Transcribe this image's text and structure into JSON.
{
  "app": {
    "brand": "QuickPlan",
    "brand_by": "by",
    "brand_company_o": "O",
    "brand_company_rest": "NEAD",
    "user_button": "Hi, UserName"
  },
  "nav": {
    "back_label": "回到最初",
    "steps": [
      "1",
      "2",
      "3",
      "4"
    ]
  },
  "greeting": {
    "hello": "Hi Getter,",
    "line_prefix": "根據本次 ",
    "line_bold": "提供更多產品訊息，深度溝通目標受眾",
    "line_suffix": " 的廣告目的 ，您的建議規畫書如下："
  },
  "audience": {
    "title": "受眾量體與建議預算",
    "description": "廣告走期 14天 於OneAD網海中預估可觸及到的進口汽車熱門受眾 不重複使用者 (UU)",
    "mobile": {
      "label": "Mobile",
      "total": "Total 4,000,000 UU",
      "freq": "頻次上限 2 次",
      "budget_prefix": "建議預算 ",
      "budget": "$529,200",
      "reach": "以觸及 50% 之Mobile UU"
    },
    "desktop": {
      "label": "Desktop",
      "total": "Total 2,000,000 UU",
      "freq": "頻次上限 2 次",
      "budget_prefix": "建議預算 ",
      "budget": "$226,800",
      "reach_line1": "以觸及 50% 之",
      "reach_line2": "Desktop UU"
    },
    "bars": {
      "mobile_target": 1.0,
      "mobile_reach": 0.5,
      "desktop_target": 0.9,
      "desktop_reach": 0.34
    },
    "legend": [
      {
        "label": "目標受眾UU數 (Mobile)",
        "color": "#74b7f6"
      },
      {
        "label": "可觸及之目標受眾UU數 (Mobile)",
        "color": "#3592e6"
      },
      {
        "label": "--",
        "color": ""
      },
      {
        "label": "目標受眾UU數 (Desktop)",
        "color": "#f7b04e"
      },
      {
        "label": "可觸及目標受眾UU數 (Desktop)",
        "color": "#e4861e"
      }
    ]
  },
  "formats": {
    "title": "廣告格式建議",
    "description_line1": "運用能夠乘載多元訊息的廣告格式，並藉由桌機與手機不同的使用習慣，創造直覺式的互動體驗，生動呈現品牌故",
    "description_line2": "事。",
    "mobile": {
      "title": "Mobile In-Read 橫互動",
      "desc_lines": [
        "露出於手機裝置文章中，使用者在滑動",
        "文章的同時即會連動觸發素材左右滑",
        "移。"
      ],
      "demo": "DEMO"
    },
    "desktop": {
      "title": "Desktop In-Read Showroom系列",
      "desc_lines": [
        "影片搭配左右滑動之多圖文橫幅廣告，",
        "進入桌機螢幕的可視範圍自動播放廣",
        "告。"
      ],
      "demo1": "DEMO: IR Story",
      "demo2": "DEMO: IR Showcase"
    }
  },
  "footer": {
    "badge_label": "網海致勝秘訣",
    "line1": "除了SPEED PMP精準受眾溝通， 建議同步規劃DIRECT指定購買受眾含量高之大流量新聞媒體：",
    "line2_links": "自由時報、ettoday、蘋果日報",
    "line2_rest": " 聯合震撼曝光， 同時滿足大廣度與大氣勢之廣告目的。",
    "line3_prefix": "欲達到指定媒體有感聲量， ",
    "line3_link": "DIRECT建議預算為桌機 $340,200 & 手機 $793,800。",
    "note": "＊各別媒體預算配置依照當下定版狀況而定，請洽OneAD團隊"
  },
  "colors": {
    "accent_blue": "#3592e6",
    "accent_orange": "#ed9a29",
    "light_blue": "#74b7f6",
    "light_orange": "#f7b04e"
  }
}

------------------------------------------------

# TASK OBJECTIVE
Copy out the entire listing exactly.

# ANSWER SECTION
Transcribe this image's text and structure into JSON.
{
  "app": {
    "brand": "QuickPlan",
    "brand_by": "by",
    "brand_company_o": "O",
    "brand_company_rest": "NEAD",
    "user_button": "Hi, UserName"
  },
  "nav": {
    "back_label": "回到最初",
    "steps": [
      "1",
      "2",
      "3",
      "4"
    ]
  },
  "greeting": {
    "hello": "Hi Getter,",
    "line_prefix": "根據本次 ",
    "line_bold": "提供更多產品訊息，深度溝通目標受眾",
    "line_suffix": " 的廣告目的 ，您的建議規畫書如下："
  },
  "audience": {
    "title": "受眾量體與建議預算",
    "description": "廣告走期 14天 於OneAD網海中預估可觸及到的進口汽車熱門受眾 不重複使用者 (UU)",
    "mobile": {
      "label": "Mobile",
      "total": "Total 4,000,000 UU",
      "freq": "頻次上限 2 次",
      "budget_prefix": "建議預算 ",
      "budget": "$529,200",
      "reach": "以觸及 50% 之Mobile UU"
    },
    "desktop": {
      "label": "Desktop",
      "total": "Total 2,000,000 UU",
      "freq": "頻次上限 2 次",
      "budget_prefix": "建議預算 ",
      "budget": "$226,800",
      "reach_line1": "以觸及 50% 之",
      "reach_line2": "Desktop UU"
    },
    "bars": {
      "mobile_target": 1.0,
      "mobile_reach": 0.5,
      "desktop_target": 0.9,
      "desktop_reach": 0.34
    },
    "legend": [
      {
        "label": "目標受眾UU數 (Mobile)",
        "color": "#74b7f6"
      },
      {
        "label": "可觸及之目標受眾UU數 (Mobile)",
        "color": "#3592e6"
      },
      {
        "label": "--",
        "color": ""
      },
      {
        "label": "目標受眾UU數 (Desktop)",
        "color": "#f7b04e"
      },
      {
        "label": "可觸及目標受眾UU數 (Desktop)",
        "color": "#e4861e"
      }
    ]
  },
  "formats": {
    "title": "廣告格式建議",
    "description_line1": "運用能夠乘載多元訊息的廣告格式，並藉由桌機與手機不同的使用習慣，創造直覺式的互動體驗，生動呈現品牌故",
    "description_line2": "事。",
    "mobile": {
      "title": "Mobile In-Read 橫互動",
      "desc_lines": [
        "露出於手機裝置文章中，使用者在滑動",
        "文章的同時即會連動觸發素材左右滑",
        "移。"
      ],
      "demo": "DEMO"
    },
    "desktop": {
      "title": "Desktop In-Read Showroom系列",
      "desc_lines": [
        "影片搭配左右滑動之多圖文橫幅廣告，",
        "進入桌機螢幕的可視範圍自動播放廣",
        "告。"
      ],
      "demo1": "DEMO: IR Story",
      "demo2": "DEMO: IR Showcase"
    }
  },
  "footer": {
    "badge_label": "網海致勝秘訣",
    "line1": "除了SPEED PMP精準受眾溝通， 建議同步規劃DIRECT指定購買受眾含量高之大流量新聞媒體：",
    "line2_links": "自由時報、ettoday、蘋果日報",
    "line2_rest": " 聯合震撼曝光， 同時滿足大廣度與大氣勢之廣告目的。",
    "line3_prefix": "欲達到指定媒體有感聲量， ",
    "line3_link": "DIRECT建議預算為桌機 $340,200 & 手機 $793,800。",
    "note": "＊各別媒體預算配置依照當下定版狀況而定，請洽OneAD團隊"
  },
  "colors": {
    "accent_blue": "#3592e6",
    "accent_orange": "#ed9a29",
    "light_blue": "#74b7f6",
    "light_orange": "#f7b04e"
  }
}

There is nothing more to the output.